# What this task involves
An exact repetition of the data is required; no picture should appear in it.

# Input
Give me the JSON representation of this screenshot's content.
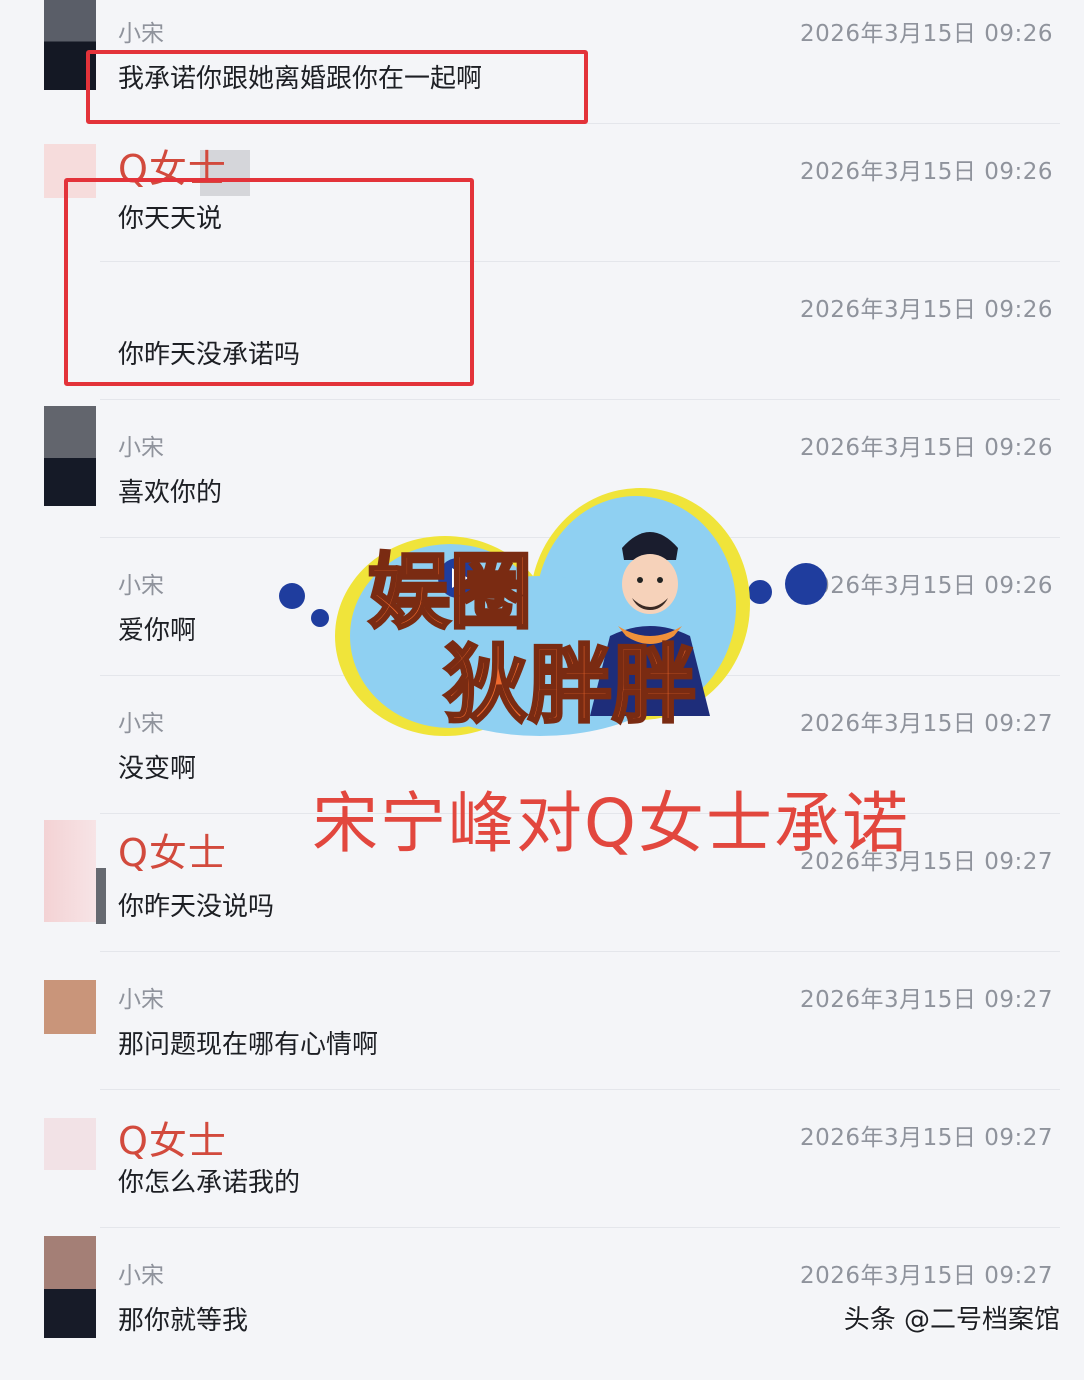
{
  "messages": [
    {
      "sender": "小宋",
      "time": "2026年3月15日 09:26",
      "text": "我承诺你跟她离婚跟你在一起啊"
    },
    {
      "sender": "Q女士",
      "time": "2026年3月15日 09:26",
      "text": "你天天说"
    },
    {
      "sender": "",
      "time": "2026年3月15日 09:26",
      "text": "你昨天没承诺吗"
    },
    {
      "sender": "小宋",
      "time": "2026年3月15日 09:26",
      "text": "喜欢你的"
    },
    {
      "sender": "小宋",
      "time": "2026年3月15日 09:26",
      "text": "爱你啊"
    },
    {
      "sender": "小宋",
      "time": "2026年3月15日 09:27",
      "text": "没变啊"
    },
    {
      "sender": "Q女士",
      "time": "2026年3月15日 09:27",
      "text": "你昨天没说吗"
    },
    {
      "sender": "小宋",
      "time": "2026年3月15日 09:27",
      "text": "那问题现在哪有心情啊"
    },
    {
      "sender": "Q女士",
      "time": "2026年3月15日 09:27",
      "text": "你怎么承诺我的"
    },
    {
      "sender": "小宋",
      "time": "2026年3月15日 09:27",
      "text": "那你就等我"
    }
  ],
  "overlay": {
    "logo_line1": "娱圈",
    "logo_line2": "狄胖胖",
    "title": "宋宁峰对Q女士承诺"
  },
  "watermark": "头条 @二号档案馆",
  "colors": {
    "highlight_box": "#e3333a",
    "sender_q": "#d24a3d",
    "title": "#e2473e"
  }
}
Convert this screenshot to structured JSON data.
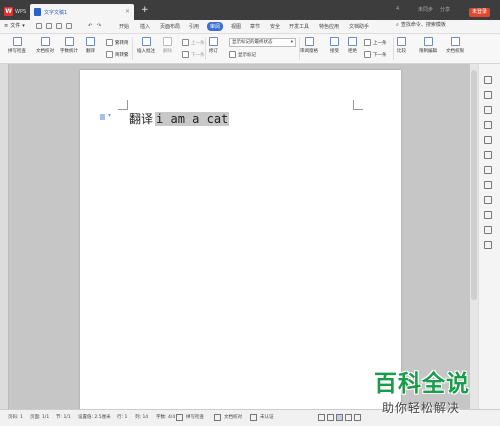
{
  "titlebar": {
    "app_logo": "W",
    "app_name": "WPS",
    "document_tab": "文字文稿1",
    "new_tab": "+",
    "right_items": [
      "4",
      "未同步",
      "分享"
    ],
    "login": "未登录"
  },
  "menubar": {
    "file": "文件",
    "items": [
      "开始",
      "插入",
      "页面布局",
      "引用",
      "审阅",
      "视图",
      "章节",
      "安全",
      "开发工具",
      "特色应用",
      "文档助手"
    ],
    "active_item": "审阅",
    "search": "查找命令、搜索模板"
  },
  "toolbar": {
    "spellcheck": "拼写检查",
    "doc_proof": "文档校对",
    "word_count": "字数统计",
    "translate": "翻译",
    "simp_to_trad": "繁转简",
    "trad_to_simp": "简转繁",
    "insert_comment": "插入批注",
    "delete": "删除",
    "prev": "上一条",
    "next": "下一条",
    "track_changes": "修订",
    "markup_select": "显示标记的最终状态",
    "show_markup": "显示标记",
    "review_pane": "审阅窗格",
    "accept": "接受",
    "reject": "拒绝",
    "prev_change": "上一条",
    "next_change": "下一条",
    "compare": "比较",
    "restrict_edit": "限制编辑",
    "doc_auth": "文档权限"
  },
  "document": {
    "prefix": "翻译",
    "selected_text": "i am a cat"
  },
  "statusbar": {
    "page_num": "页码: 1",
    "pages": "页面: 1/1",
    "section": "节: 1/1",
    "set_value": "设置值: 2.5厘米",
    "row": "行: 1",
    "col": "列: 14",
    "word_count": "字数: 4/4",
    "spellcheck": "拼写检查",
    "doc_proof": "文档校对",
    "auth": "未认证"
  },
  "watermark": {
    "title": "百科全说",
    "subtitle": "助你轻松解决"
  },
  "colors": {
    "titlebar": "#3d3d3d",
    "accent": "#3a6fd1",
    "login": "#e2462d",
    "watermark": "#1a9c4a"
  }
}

# Output below
Give me the JSON representation of this screenshot's content.
{
  "messages": [
    {
      "sender": "小宋",
      "time": "2026年3月15日 09:26",
      "text": "我承诺你跟她离婚跟你在一起啊"
    },
    {
      "sender": "Q女士",
      "time": "2026年3月15日 09:26",
      "text": "你天天说"
    },
    {
      "sender": "",
      "time": "2026年3月15日 09:26",
      "text": "你昨天没承诺吗"
    },
    {
      "sender": "小宋",
      "time": "2026年3月15日 09:26",
      "text": "喜欢你的"
    },
    {
      "sender": "小宋",
      "time": "2026年3月15日 09:26",
      "text": "爱你啊"
    },
    {
      "sender": "小宋",
      "time": "2026年3月15日 09:27",
      "text": "没变啊"
    },
    {
      "sender": "Q女士",
      "time": "2026年3月15日 09:27",
      "text": "你昨天没说吗"
    },
    {
      "sender": "小宋",
      "time": "2026年3月15日 09:27",
      "text": "那问题现在哪有心情啊"
    },
    {
      "sender": "Q女士",
      "time": "2026年3月15日 09:27",
      "text": "你怎么承诺我的"
    },
    {
      "sender": "小宋",
      "time": "2026年3月15日 09:27",
      "text": "那你就等我"
    }
  ],
  "overlay": {
    "logo_line1": "娱圈",
    "logo_line2": "狄胖胖",
    "title": "宋宁峰对Q女士承诺"
  },
  "watermark": "头条 @二号档案馆",
  "colors": {
    "highlight_box": "#e3333a",
    "sender_q": "#d24a3d",
    "title": "#e2473e"
  }
}
Convert this screenshot to structured JSON data.
{
  "titlebar": {
    "app_logo": "W",
    "app_name": "WPS",
    "document_tab": "文字文稿1",
    "new_tab": "+",
    "right_items": [
      "4",
      "未同步",
      "分享"
    ],
    "login": "未登录"
  },
  "menubar": {
    "file": "文件",
    "items": [
      "开始",
      "插入",
      "页面布局",
      "引用",
      "审阅",
      "视图",
      "章节",
      "安全",
      "开发工具",
      "特色应用",
      "文档助手"
    ],
    "active_item": "审阅",
    "search": "查找命令、搜索模板"
  },
  "toolbar": {
    "spellcheck": "拼写检查",
    "doc_proof": "文档校对",
    "word_count": "字数统计",
    "translate": "翻译",
    "simp_to_trad": "繁转简",
    "trad_to_simp": "简转繁",
    "insert_comment": "插入批注",
    "delete": "删除",
    "prev": "上一条",
    "next": "下一条",
    "track_changes": "修订",
    "markup_select": "显示标记的最终状态",
    "show_markup": "显示标记",
    "review_pane": "审阅窗格",
    "accept": "接受",
    "reject": "拒绝",
    "prev_change": "上一条",
    "next_change": "下一条",
    "compare": "比较",
    "restrict_edit": "限制编辑",
    "doc_auth": "文档权限"
  },
  "document": {
    "prefix": "翻译",
    "selected_text": "i am a cat"
  },
  "statusbar": {
    "page_num": "页码: 1",
    "pages": "页面: 1/1",
    "section": "节: 1/1",
    "set_value": "设置值: 2.5厘米",
    "row": "行: 1",
    "col": "列: 14",
    "word_count": "字数: 4/4",
    "spellcheck": "拼写检查",
    "doc_proof": "文档校对",
    "auth": "未认证"
  },
  "watermark": {
    "title": "百科全说",
    "subtitle": "助你轻松解决"
  },
  "colors": {
    "titlebar": "#3d3d3d",
    "accent": "#3a6fd1",
    "login": "#e2462d",
    "watermark": "#1a9c4a"
  }
}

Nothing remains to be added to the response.